Due to the easy nature of the walk it was good to welcome back our walking wounded in the form of Jimmy recovering from his back problem, and Gus nearly recovering from his Achilles injury.
On a warm but slightly overcast morning we came on to the walkway that would take us over the bridge. The views from the bridge are special on any day, and today was no exception. We stood on the highest point of the bridge, by the plaque indicating that it was officially opened by HRH Princess Anne in 1971, and looked down the river to Dumbarton Rock and the Tail o’ the Bank. Below us lay Erskine Golf Course with ant sized golfers trying their luck. Eastward the view was upriver to the city of Glasgow and nearer at hand Clydebank, our destination.
We came off the bridge into Auld Kilpatrick and found there the path alongside the Forth and Clyde canal. We would follow this to our destination. All along the path information boards told us something of the history of the area. One such told us that the last Erskine ferry sailed across the river in 1971 made obsolete by the new bridge. Reading the information boards and dodging the many cyclists who were enjoying the day as we were, we came to Clydebank.
Where the Dumbarton Road crosses the Canal we stopped to admire the Beardmore monument. Sir William Beardmore (1856 – 1936) was an entrepreneur and shipyard owner in the town. He sponsored Ernest Shackleton’s expedition to Antarctica in 1907, an expedition in which Shackleton named the largest glacier on the continent after his sponsor.

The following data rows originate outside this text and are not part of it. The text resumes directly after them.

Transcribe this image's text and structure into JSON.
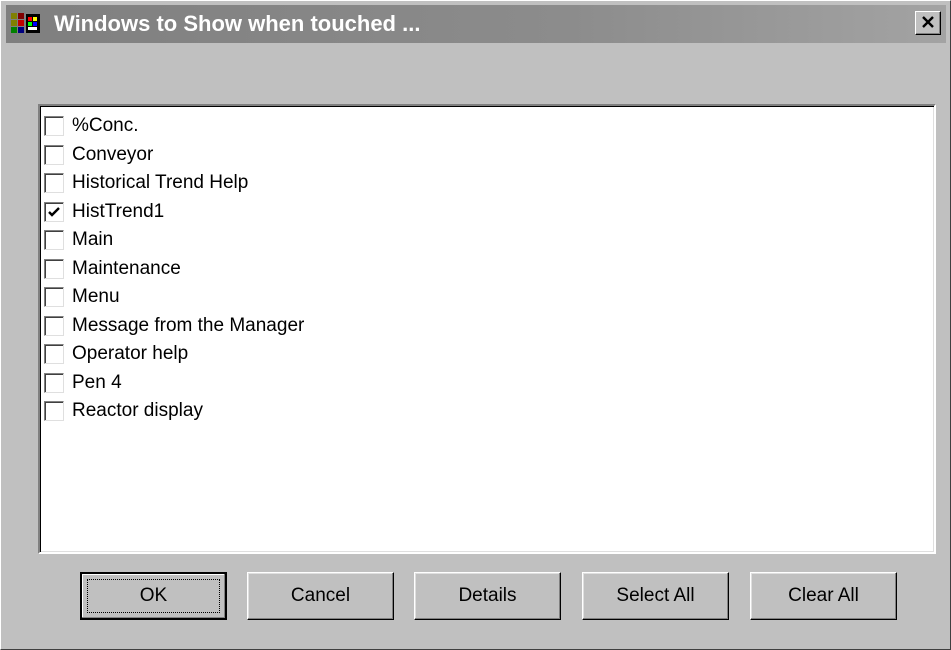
{
  "window": {
    "title": "Windows to Show when touched ...",
    "app_icon": "app-window-icon",
    "close_icon": "close-icon"
  },
  "list": {
    "items": [
      {
        "label": "%Conc.",
        "checked": false
      },
      {
        "label": "Conveyor",
        "checked": false
      },
      {
        "label": "Historical Trend Help",
        "checked": false
      },
      {
        "label": "HistTrend1",
        "checked": true
      },
      {
        "label": "Main",
        "checked": false
      },
      {
        "label": "Maintenance",
        "checked": false
      },
      {
        "label": "Menu",
        "checked": false
      },
      {
        "label": "Message from the Manager",
        "checked": false
      },
      {
        "label": "Operator help",
        "checked": false
      },
      {
        "label": "Pen 4",
        "checked": false
      },
      {
        "label": "Reactor display",
        "checked": false
      }
    ]
  },
  "buttons": {
    "ok": "OK",
    "cancel": "Cancel",
    "details": "Details",
    "select_all": "Select All",
    "clear_all": "Clear All"
  },
  "colors": {
    "face": "#c0c0c0",
    "titlebar_inactive": "#808080",
    "title_text": "#ffffff",
    "list_bg": "#ffffff"
  }
}
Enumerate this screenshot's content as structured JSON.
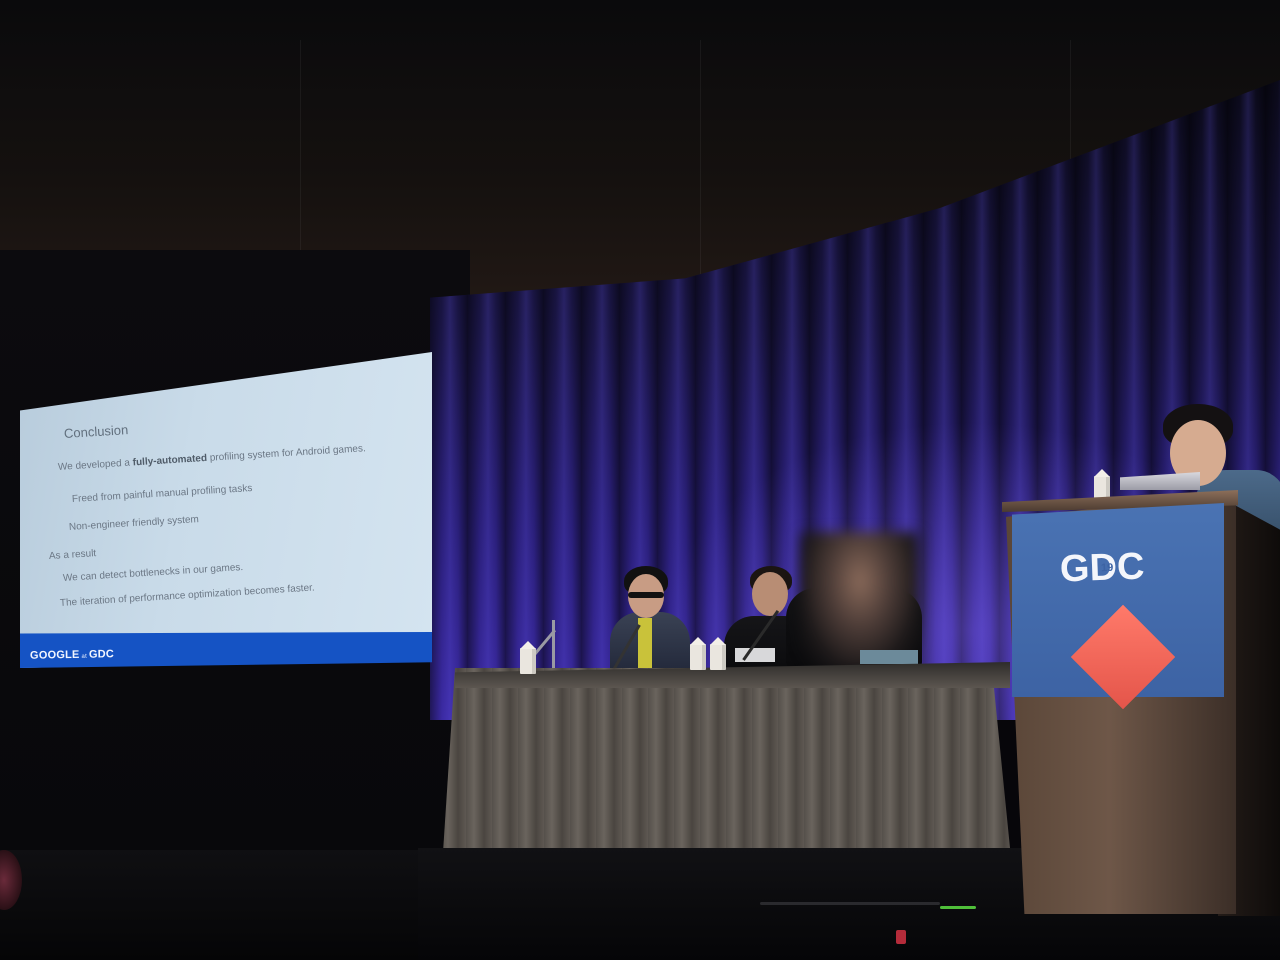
{
  "scene": {
    "description_colors": {
      "curtain": "#2a1f7a",
      "slide_bar": "#1553c4",
      "gdc_panel": "#4a73b3",
      "gdc_diamond": "#ff7a6a"
    }
  },
  "slide": {
    "title": "Conclusion",
    "line1_prefix": "We developed a ",
    "line1_bold": "fully-automated",
    "line1_suffix": " profiling system for Android games.",
    "line2": "Freed from painful manual profiling tasks",
    "line3": "Non-engineer friendly system",
    "line4": "As a result",
    "line5": "We can detect bottlenecks in our games.",
    "line6": "The iteration of performance optimization becomes faster.",
    "footer_brand_left": "GOOGLE",
    "footer_brand_at": "at",
    "footer_brand_right": "GDC"
  },
  "podium": {
    "logo_text": "GDC",
    "logo_year": "19"
  }
}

The monument at the corner of Dumbarton Road and Beardmore Street is spectacular as befits a man of Beardmore’s standing.  (Ego, more like – Ed.)
From the monument we still followed the canal through the busy Clyde shopping precinct to McMonagal’s fish and chip restaurant.  Her we dined alfresco on some of McMonagal’s wares.
After the repast we returned to the bridge by the outward route. Once again on the high point of the bridge we halted, this time to watch a container ship with what looked like sections of wind turbines aboard crawl slowly under us. But why, we asked ourselves, was the pilot boat astern of the container one?
More ant-like golfers were trying their luck on the course but we were more interested in the path that ran down beside the water. We suspect this to be the Clyde Coastal Walkway and look for forward to trying it out some day.
Today was short and easy but for two it was enough. Perhaps their recovery will be sufficient to tackle something longer next week.

We returned to The King’s Arms in Fenwick for FRT today.